## Task requirements:
Could you please repeat the entries below word for word, with the images left out?
- Opening Delimiter -
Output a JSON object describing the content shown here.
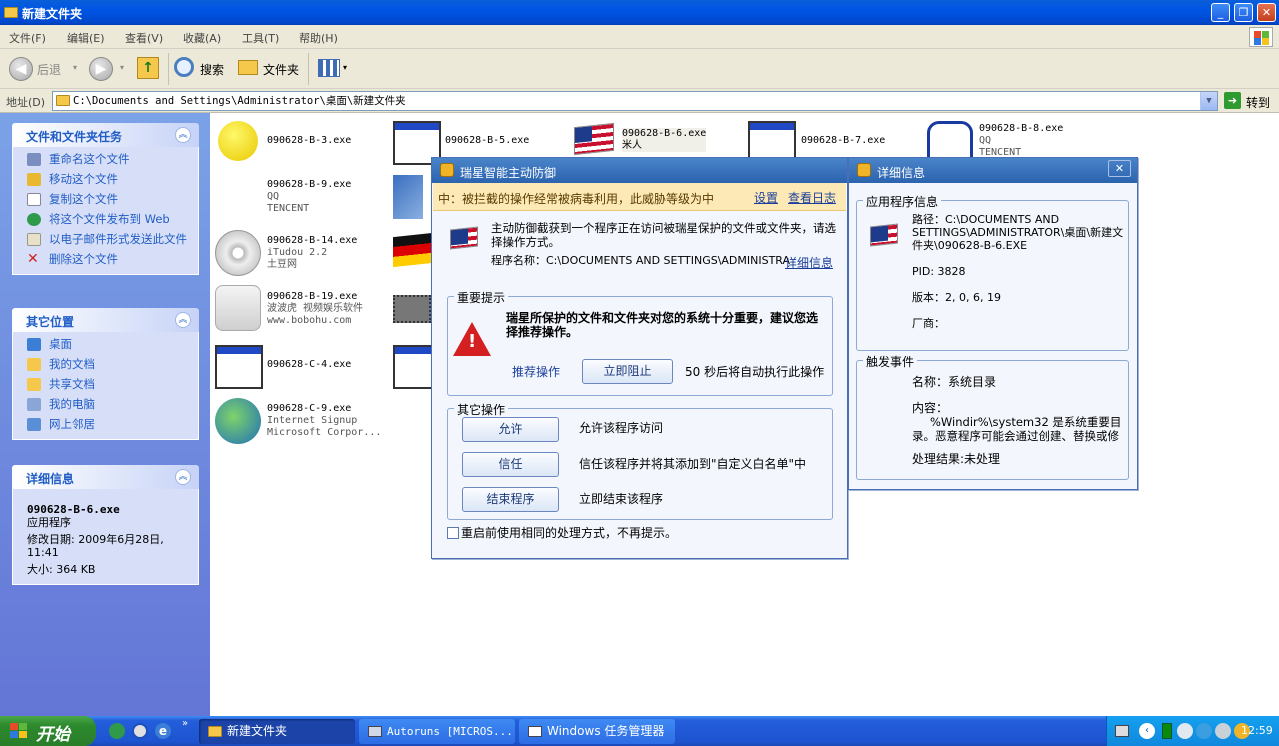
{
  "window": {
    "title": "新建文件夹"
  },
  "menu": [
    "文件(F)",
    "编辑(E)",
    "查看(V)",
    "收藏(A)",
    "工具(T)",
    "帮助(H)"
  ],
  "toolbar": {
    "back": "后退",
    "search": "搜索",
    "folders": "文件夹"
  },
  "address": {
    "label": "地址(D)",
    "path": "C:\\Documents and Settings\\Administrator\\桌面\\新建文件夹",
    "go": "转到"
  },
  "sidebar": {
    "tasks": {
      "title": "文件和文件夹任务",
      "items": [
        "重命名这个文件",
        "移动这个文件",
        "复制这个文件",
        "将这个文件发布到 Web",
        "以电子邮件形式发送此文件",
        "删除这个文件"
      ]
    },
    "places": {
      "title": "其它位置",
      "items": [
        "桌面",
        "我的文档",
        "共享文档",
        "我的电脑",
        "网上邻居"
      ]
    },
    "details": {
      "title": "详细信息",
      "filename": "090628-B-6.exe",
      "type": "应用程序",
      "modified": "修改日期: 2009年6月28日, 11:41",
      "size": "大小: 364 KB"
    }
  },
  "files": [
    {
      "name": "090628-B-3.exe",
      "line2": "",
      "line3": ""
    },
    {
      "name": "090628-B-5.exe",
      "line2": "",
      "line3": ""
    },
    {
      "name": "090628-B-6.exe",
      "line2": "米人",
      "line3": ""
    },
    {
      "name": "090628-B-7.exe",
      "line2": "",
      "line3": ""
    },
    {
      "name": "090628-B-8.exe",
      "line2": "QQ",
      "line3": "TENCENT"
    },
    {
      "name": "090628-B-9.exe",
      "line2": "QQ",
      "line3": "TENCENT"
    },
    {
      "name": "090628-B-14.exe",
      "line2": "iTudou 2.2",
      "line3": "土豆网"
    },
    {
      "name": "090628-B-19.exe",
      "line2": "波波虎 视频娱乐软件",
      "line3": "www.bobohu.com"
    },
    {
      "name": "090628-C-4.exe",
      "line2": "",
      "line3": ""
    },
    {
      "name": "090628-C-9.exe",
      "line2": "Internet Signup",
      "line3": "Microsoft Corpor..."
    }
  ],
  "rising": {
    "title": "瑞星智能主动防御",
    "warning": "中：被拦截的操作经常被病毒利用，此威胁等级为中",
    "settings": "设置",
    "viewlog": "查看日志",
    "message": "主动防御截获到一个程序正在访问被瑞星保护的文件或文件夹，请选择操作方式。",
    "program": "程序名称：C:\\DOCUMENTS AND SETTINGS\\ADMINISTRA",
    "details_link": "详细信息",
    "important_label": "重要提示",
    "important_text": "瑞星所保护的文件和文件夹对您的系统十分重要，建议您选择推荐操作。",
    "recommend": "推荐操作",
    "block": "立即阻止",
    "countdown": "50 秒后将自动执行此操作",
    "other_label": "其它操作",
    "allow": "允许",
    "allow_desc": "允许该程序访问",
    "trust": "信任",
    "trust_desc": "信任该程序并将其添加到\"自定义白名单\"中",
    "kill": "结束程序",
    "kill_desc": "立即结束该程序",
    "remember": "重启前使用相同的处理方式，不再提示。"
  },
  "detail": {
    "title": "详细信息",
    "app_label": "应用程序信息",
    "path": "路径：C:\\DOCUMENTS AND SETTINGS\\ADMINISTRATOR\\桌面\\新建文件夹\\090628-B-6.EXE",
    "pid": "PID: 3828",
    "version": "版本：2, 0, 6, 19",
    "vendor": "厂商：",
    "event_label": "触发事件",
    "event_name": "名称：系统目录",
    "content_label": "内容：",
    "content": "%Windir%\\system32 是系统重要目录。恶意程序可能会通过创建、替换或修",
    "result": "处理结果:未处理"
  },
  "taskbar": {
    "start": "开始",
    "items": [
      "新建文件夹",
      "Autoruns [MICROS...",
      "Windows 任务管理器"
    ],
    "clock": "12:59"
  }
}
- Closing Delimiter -
## Response:
Output a JSON object describing the content shown here.
{
  "window": {
    "title": "新建文件夹"
  },
  "menu": [
    "文件(F)",
    "编辑(E)",
    "查看(V)",
    "收藏(A)",
    "工具(T)",
    "帮助(H)"
  ],
  "toolbar": {
    "back": "后退",
    "search": "搜索",
    "folders": "文件夹"
  },
  "address": {
    "label": "地址(D)",
    "path": "C:\\Documents and Settings\\Administrator\\桌面\\新建文件夹",
    "go": "转到"
  },
  "sidebar": {
    "tasks": {
      "title": "文件和文件夹任务",
      "items": [
        "重命名这个文件",
        "移动这个文件",
        "复制这个文件",
        "将这个文件发布到 Web",
        "以电子邮件形式发送此文件",
        "删除这个文件"
      ]
    },
    "places": {
      "title": "其它位置",
      "items": [
        "桌面",
        "我的文档",
        "共享文档",
        "我的电脑",
        "网上邻居"
      ]
    },
    "details": {
      "title": "详细信息",
      "filename": "090628-B-6.exe",
      "type": "应用程序",
      "modified": "修改日期: 2009年6月28日, 11:41",
      "size": "大小: 364 KB"
    }
  },
  "files": [
    {
      "name": "090628-B-3.exe",
      "line2": "",
      "line3": ""
    },
    {
      "name": "090628-B-5.exe",
      "line2": "",
      "line3": ""
    },
    {
      "name": "090628-B-6.exe",
      "line2": "米人",
      "line3": ""
    },
    {
      "name": "090628-B-7.exe",
      "line2": "",
      "line3": ""
    },
    {
      "name": "090628-B-8.exe",
      "line2": "QQ",
      "line3": "TENCENT"
    },
    {
      "name": "090628-B-9.exe",
      "line2": "QQ",
      "line3": "TENCENT"
    },
    {
      "name": "090628-B-14.exe",
      "line2": "iTudou 2.2",
      "line3": "土豆网"
    },
    {
      "name": "090628-B-19.exe",
      "line2": "波波虎 视频娱乐软件",
      "line3": "www.bobohu.com"
    },
    {
      "name": "090628-C-4.exe",
      "line2": "",
      "line3": ""
    },
    {
      "name": "090628-C-9.exe",
      "line2": "Internet Signup",
      "line3": "Microsoft Corpor..."
    }
  ],
  "rising": {
    "title": "瑞星智能主动防御",
    "warning": "中：被拦截的操作经常被病毒利用，此威胁等级为中",
    "settings": "设置",
    "viewlog": "查看日志",
    "message": "主动防御截获到一个程序正在访问被瑞星保护的文件或文件夹，请选择操作方式。",
    "program": "程序名称：C:\\DOCUMENTS AND SETTINGS\\ADMINISTRA",
    "details_link": "详细信息",
    "important_label": "重要提示",
    "important_text": "瑞星所保护的文件和文件夹对您的系统十分重要，建议您选择推荐操作。",
    "recommend": "推荐操作",
    "block": "立即阻止",
    "countdown": "50 秒后将自动执行此操作",
    "other_label": "其它操作",
    "allow": "允许",
    "allow_desc": "允许该程序访问",
    "trust": "信任",
    "trust_desc": "信任该程序并将其添加到\"自定义白名单\"中",
    "kill": "结束程序",
    "kill_desc": "立即结束该程序",
    "remember": "重启前使用相同的处理方式，不再提示。"
  },
  "detail": {
    "title": "详细信息",
    "app_label": "应用程序信息",
    "path": "路径：C:\\DOCUMENTS AND SETTINGS\\ADMINISTRATOR\\桌面\\新建文件夹\\090628-B-6.EXE",
    "pid": "PID: 3828",
    "version": "版本：2, 0, 6, 19",
    "vendor": "厂商：",
    "event_label": "触发事件",
    "event_name": "名称：系统目录",
    "content_label": "内容：",
    "content": "%Windir%\\system32 是系统重要目录。恶意程序可能会通过创建、替换或修",
    "result": "处理结果:未处理"
  },
  "taskbar": {
    "start": "开始",
    "items": [
      "新建文件夹",
      "Autoruns [MICROS...",
      "Windows 任务管理器"
    ],
    "clock": "12:59"
  }
}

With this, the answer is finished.